INPUT RECORDS START

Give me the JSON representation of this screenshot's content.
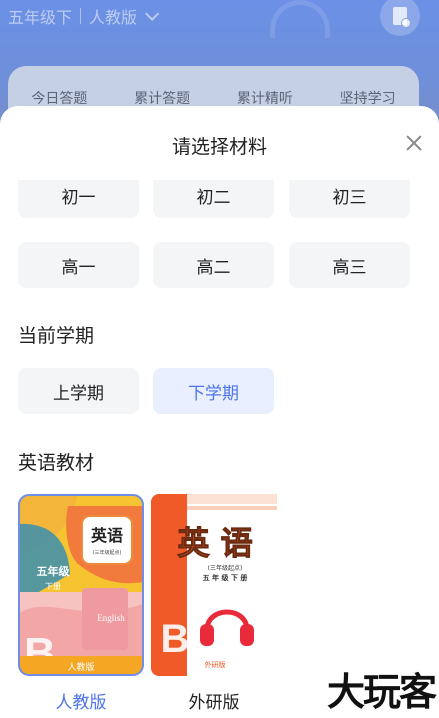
{
  "background": {
    "grade_label": "五年级下",
    "edition_label": "人教版",
    "stats": [
      "今日答题",
      "累计答题",
      "累计精听",
      "坚持学习"
    ]
  },
  "sheet": {
    "title": "请选择材料",
    "grade_row1": [
      "初一",
      "初二",
      "初三"
    ],
    "grade_row2": [
      "高一",
      "高二",
      "高三"
    ],
    "semester_section": "当前学期",
    "semesters": [
      "上学期",
      "下学期"
    ],
    "selected_semester": "下学期",
    "textbook_section": "英语教材",
    "textbooks": [
      {
        "label": "人教版",
        "cover_title": "英语",
        "cover_sub": "(三年级起点)",
        "cover_grade": "五年级",
        "cover_vol": "下册",
        "cover_word": "English",
        "cover_footer": "人教版"
      },
      {
        "label": "外研版",
        "cover_title": "英 语",
        "cover_sub": "(三年级起点)",
        "cover_grade": "五 年 级 下 册",
        "cover_footer": "外研版"
      }
    ],
    "selected_textbook": "人教版"
  },
  "colors": {
    "accent": "#4d74e8",
    "chip_bg": "#f4f5f7",
    "selected_bg": "#e9efff"
  },
  "watermark": "大玩客"
}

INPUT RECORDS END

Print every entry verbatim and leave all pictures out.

> OUTPUT BELOW:
Give me the JSON representation of this screenshot's content.
{
  "background": {
    "grade_label": "五年级下",
    "edition_label": "人教版",
    "stats": [
      "今日答题",
      "累计答题",
      "累计精听",
      "坚持学习"
    ]
  },
  "sheet": {
    "title": "请选择材料",
    "grade_row1": [
      "初一",
      "初二",
      "初三"
    ],
    "grade_row2": [
      "高一",
      "高二",
      "高三"
    ],
    "semester_section": "当前学期",
    "semesters": [
      "上学期",
      "下学期"
    ],
    "selected_semester": "下学期",
    "textbook_section": "英语教材",
    "textbooks": [
      {
        "label": "人教版",
        "cover_title": "英语",
        "cover_sub": "(三年级起点)",
        "cover_grade": "五年级",
        "cover_vol": "下册",
        "cover_word": "English",
        "cover_footer": "人教版"
      },
      {
        "label": "外研版",
        "cover_title": "英 语",
        "cover_sub": "(三年级起点)",
        "cover_grade": "五 年 级 下 册",
        "cover_footer": "外研版"
      }
    ],
    "selected_textbook": "人教版"
  },
  "colors": {
    "accent": "#4d74e8",
    "chip_bg": "#f4f5f7",
    "selected_bg": "#e9efff"
  },
  "watermark": "大玩客"
}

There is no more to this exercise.